___ Provided records

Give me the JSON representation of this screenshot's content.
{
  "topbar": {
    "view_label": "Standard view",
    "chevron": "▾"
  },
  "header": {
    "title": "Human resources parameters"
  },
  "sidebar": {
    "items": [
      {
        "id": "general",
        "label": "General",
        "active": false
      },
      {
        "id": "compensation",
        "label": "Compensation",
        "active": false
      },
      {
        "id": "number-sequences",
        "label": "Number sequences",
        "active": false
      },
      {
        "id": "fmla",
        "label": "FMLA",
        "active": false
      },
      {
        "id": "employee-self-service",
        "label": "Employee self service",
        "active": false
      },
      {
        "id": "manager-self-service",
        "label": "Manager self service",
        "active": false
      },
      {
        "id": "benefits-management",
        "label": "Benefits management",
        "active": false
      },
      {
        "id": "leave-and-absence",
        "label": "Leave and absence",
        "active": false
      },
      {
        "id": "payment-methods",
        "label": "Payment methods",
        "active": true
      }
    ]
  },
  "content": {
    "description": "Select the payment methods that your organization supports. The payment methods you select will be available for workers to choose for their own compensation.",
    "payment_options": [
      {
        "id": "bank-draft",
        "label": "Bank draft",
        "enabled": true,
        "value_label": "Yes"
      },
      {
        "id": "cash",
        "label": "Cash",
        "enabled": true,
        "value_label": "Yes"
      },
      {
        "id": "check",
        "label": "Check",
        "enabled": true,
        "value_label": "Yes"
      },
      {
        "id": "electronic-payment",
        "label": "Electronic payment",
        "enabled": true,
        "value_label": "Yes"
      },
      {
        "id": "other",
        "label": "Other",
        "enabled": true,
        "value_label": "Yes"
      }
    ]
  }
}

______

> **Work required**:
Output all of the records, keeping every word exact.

> **Result**:
Give me the JSON representation of this screenshot's content.
{
  "topbar": {
    "view_label": "Standard view",
    "chevron": "▾"
  },
  "header": {
    "title": "Human resources parameters"
  },
  "sidebar": {
    "items": [
      {
        "id": "general",
        "label": "General",
        "active": false
      },
      {
        "id": "compensation",
        "label": "Compensation",
        "active": false
      },
      {
        "id": "number-sequences",
        "label": "Number sequences",
        "active": false
      },
      {
        "id": "fmla",
        "label": "FMLA",
        "active": false
      },
      {
        "id": "employee-self-service",
        "label": "Employee self service",
        "active": false
      },
      {
        "id": "manager-self-service",
        "label": "Manager self service",
        "active": false
      },
      {
        "id": "benefits-management",
        "label": "Benefits management",
        "active": false
      },
      {
        "id": "leave-and-absence",
        "label": "Leave and absence",
        "active": false
      },
      {
        "id": "payment-methods",
        "label": "Payment methods",
        "active": true
      }
    ]
  },
  "content": {
    "description": "Select the payment methods that your organization supports. The payment methods you select will be available for workers to choose for their own compensation.",
    "payment_options": [
      {
        "id": "bank-draft",
        "label": "Bank draft",
        "enabled": true,
        "value_label": "Yes"
      },
      {
        "id": "cash",
        "label": "Cash",
        "enabled": true,
        "value_label": "Yes"
      },
      {
        "id": "check",
        "label": "Check",
        "enabled": true,
        "value_label": "Yes"
      },
      {
        "id": "electronic-payment",
        "label": "Electronic payment",
        "enabled": true,
        "value_label": "Yes"
      },
      {
        "id": "other",
        "label": "Other",
        "enabled": true,
        "value_label": "Yes"
      }
    ]
  }
}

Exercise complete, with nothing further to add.